You could be tempted to have a smoothie or some other nutritious beverage after a workout, but your body needs water first. Water is the lifeline to recovering muscles, so providing your body with hydration will help the process.

2. Progress Your Workouts Slowly  

Remember the race between the turtle and the hare? The turtle has the more positive outcome. Staying at a healthy, gradual pace is rewarding. The consequence of doing too much too soon can put you in too much discouraging pain, or worse, injury. 

When starting something new or increasing the intensity of a workout, it’s important to remember to take it slow. You don’t have to suffer from DOMS to know you’ve done a good workout. Building and strengthening muscle takes time. But if you dive in headfirst and go into the fast lane with a blindfold on, you’re going to get sore, or potentially permanently injured.

3. Give yourself enough time to warm-up

Get your muscles ready. Actively moving your joints and muscles through dynamic stretches will help get your body ready to workout. A thorough warm-up followed by a workout your body will easily adapt to is important. Actively move your entire body for 5-10 minutes before jumping into your workout. 

Don’t ditch the warm up after you’ve established some success. The warmup is important whether you are just starting out or a professional. As you increase the intensity of your workouts, your body will thank you for the warmups. Neglecting to properly warm up can make more than just your muscles sore, it can also hurt your joints.


Just as you move from warming up to higher intensity, you will benefit by progressively cooling down. A well-rounded workout encourages an ease-in, ease-out approach. You should never finish a workout at a sudden stop. Lower-intensity exercises, along with mobility and flexibility movements is the key. 
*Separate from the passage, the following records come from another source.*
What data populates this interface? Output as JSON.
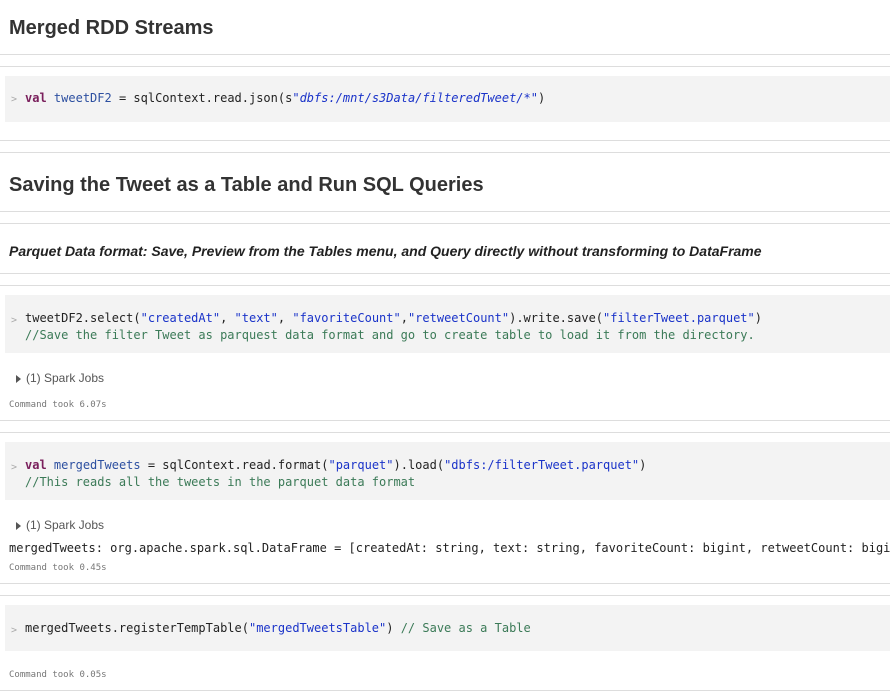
{
  "cells": {
    "h1_merged": "Merged RDD Streams",
    "code1": {
      "kw": "val",
      "var": "tweetDF2",
      "mid": " = sqlContext.read.json(s",
      "str": "\"dbfs:/mnt/s3Data/filteredTweet/*\"",
      "end": ")"
    },
    "h1_saving": "Saving the Tweet as a Table and Run SQL Queries",
    "parquet_heading": "Parquet Data format: Save, Preview from the Tables menu, and Query directly without transforming to DataFrame",
    "code2": {
      "l1_a": "tweetDF2.select(",
      "s1": "\"createdAt\"",
      "c1": ", ",
      "s2": "\"text\"",
      "c2": ", ",
      "s3": "\"favoriteCount\"",
      "c3": ",",
      "s4": "\"retweetCount\"",
      "l1_b": ").write.save(",
      "s5": "\"filterTweet.parquet\"",
      "l1_c": ")",
      "comment": "//Save the filter Tweet as parquest data format and go to create table to load it from the directory."
    },
    "jobs1": "(1) Spark Jobs",
    "time1": "Command took 6.07s",
    "code3": {
      "kw": "val",
      "var": "mergedTweets",
      "mid": " = sqlContext.read.format(",
      "s1": "\"parquet\"",
      "mid2": ").load(",
      "s2": "\"dbfs:/filterTweet.parquet\"",
      "end": ")",
      "comment": "//This reads all the tweets in the parquet data format"
    },
    "jobs2": "(1) Spark Jobs",
    "output3": "mergedTweets: org.apache.spark.sql.DataFrame = [createdAt: string, text: string, favoriteCount: bigint, retweetCount: bigint]",
    "time3": "Command took 0.45s",
    "code4": {
      "a": "mergedTweets.registerTempTable(",
      "s": "\"mergedTweetsTable\"",
      "b": ") ",
      "comment": "// Save as a Table"
    },
    "time4": "Command took 0.05s"
  },
  "prompt_symbol": ">"
}
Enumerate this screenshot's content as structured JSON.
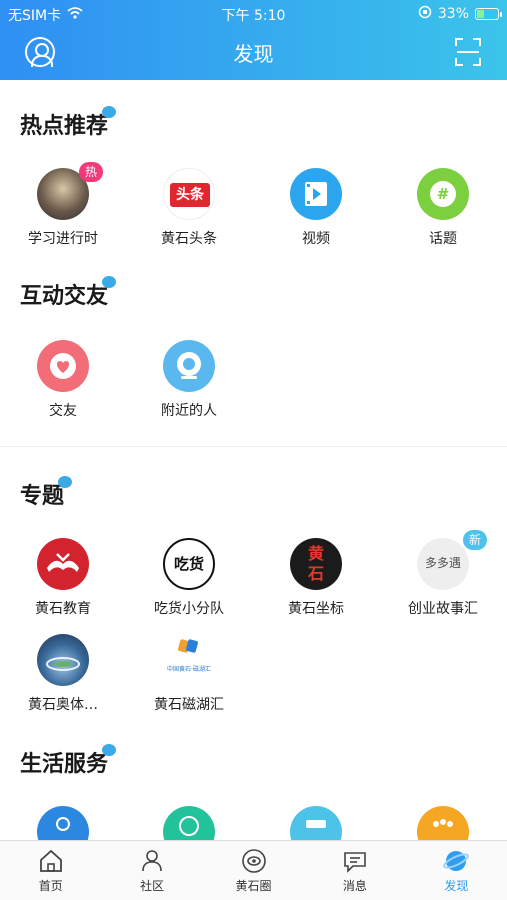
{
  "status": {
    "carrier": "无SIM卡",
    "time": "下午 5:10",
    "battery": "33%",
    "battery_level": 0.33
  },
  "nav": {
    "title": "发现"
  },
  "sections": {
    "hot": {
      "title": "热点推荐",
      "items": [
        {
          "label": "学习进行时",
          "badge": "热"
        },
        {
          "label": "黄石头条",
          "icon_text": "头条"
        },
        {
          "label": "视频"
        },
        {
          "label": "话题",
          "icon_text": "#"
        }
      ]
    },
    "interact": {
      "title": "互动交友",
      "items": [
        {
          "label": "交友"
        },
        {
          "label": "附近的人"
        }
      ]
    },
    "topics": {
      "title": "专题",
      "items": [
        {
          "label": "黄石教育"
        },
        {
          "label": "吃货小分队",
          "icon_text": "吃货"
        },
        {
          "label": "黄石坐标",
          "icon_text": "黄石"
        },
        {
          "label": "创业故事汇",
          "badge": "新",
          "icon_text": "多多遇"
        },
        {
          "label": "黄石奥体…"
        },
        {
          "label": "黄石磁湖汇",
          "icon_text": "中国黄石·磁湖汇"
        }
      ]
    },
    "life": {
      "title": "生活服务"
    }
  },
  "tabs": [
    {
      "label": "首页"
    },
    {
      "label": "社区"
    },
    {
      "label": "黄石圈"
    },
    {
      "label": "消息"
    },
    {
      "label": "发现"
    }
  ],
  "colors": {
    "header_start": "#2f8ff3",
    "header_end": "#3bc4ea",
    "active_tab": "#2f9df0"
  }
}
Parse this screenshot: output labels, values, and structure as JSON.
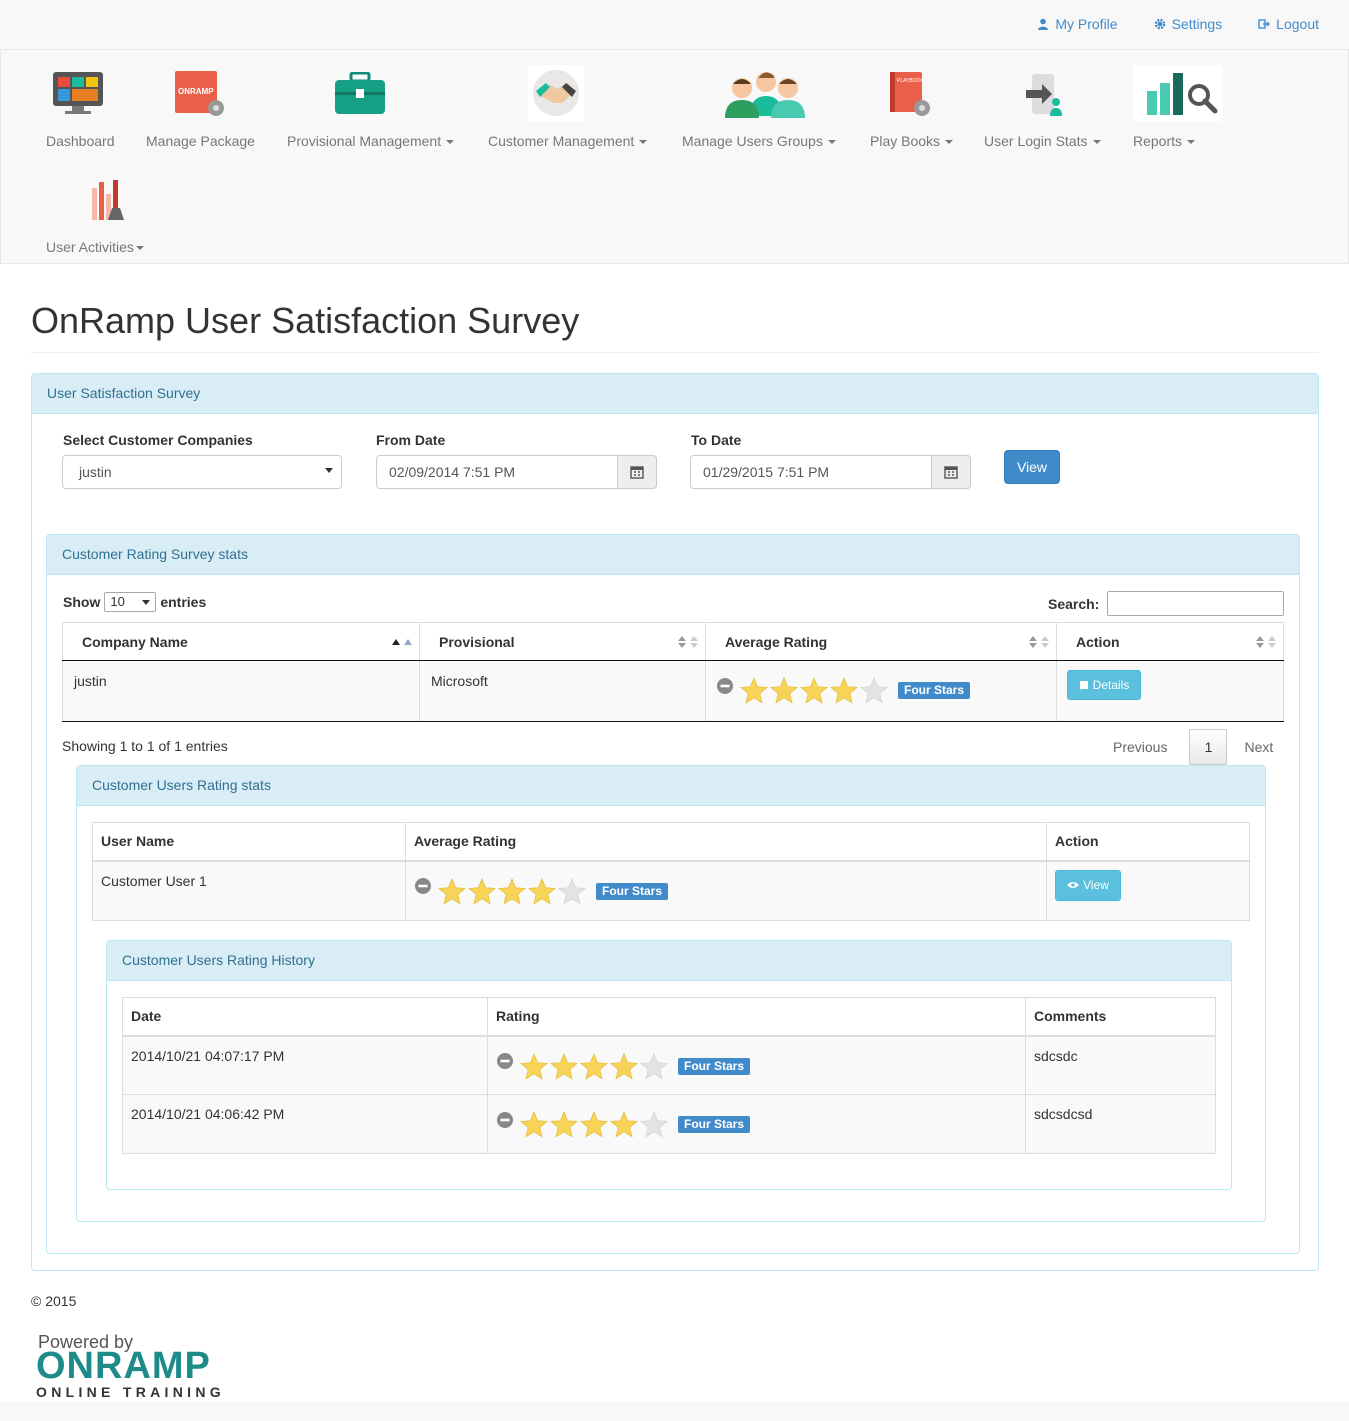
{
  "topbar": {
    "my_profile": "My Profile",
    "settings": "Settings",
    "logout": "Logout"
  },
  "nav": {
    "items": [
      {
        "label": "Dashboard",
        "icon": "dashboard-icon"
      },
      {
        "label": "Manage Package",
        "icon": "onramp-package-icon",
        "icon_text": "ONRAMP"
      },
      {
        "label": "Provisional Management",
        "icon": "briefcase-icon"
      },
      {
        "label": "Customer Management",
        "icon": "handshake-icon"
      },
      {
        "label": "Manage Users Groups",
        "icon": "users-group-icon"
      },
      {
        "label": "Play Books",
        "icon": "playbook-icon",
        "icon_text": "PLAYBOOK"
      },
      {
        "label": "User Login Stats",
        "icon": "login-icon"
      },
      {
        "label": "Reports",
        "icon": "reports-icon"
      },
      {
        "label": "User Activities",
        "icon": "activities-icon"
      }
    ]
  },
  "page_title": "OnRamp User Satisfaction Survey",
  "survey_panel": {
    "heading": "User Satisfaction Survey",
    "company_label": "Select Customer Companies",
    "company_value": "justin",
    "from_label": "From Date",
    "from_value": "02/09/2014 7:51 PM",
    "to_label": "To Date",
    "to_value": "01/29/2015 7:51 PM",
    "view_button": "View"
  },
  "rating_stats": {
    "heading": "Customer Rating Survey stats",
    "show_label": "Show",
    "page_size": "10",
    "entries_label": "entries",
    "search_label": "Search:",
    "search_value": "",
    "columns": [
      "Company Name",
      "Provisional",
      "Average Rating",
      "Action"
    ],
    "rows": [
      {
        "company": "justin",
        "provisional": "Microsoft",
        "rating": 4,
        "rating_label": "Four Stars",
        "action": "Details"
      }
    ],
    "info": "Showing 1 to 1 of 1 entries",
    "previous": "Previous",
    "page": "1",
    "next": "Next"
  },
  "users_stats": {
    "heading": "Customer Users Rating stats",
    "columns": [
      "User Name",
      "Average Rating",
      "Action"
    ],
    "rows": [
      {
        "user": "Customer User 1",
        "rating": 4,
        "rating_label": "Four Stars",
        "action": "View"
      }
    ]
  },
  "history": {
    "heading": "Customer Users Rating History",
    "columns": [
      "Date",
      "Rating",
      "Comments"
    ],
    "rows": [
      {
        "date": "2014/10/21 04:07:17 PM",
        "rating": 4,
        "rating_label": "Four Stars",
        "comment": "sdcsdc"
      },
      {
        "date": "2014/10/21 04:06:42 PM",
        "rating": 4,
        "rating_label": "Four Stars",
        "comment": "sdcsdcsd"
      }
    ]
  },
  "footer": {
    "copyright": "© 2015",
    "powered_by": "Powered by",
    "brand": "ONRAMP",
    "brand_sub": "ONLINE TRAINING"
  },
  "colors": {
    "link": "#428bca",
    "panel_heading_bg": "#d9edf7",
    "panel_heading_text": "#31708f",
    "star": "#f7d358",
    "brand_teal": "#1e8b8b"
  }
}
We have a lot of motivation when we begin a new program, excited to see positive changes in our body. A fitness program should help you achieve results safely.

Aggressive exercise plans with a ‘no pain no gain,’ strategy can lead to severe DOMS, so make sure you enrol in a program which builds a healthy routine. You should never work out to a point where you are wincing in pain or unable to move. Do you want to talk to us about your fitness needs? Apply to work with us here, and if you qualify your first workout will be free. 

Updated on November 2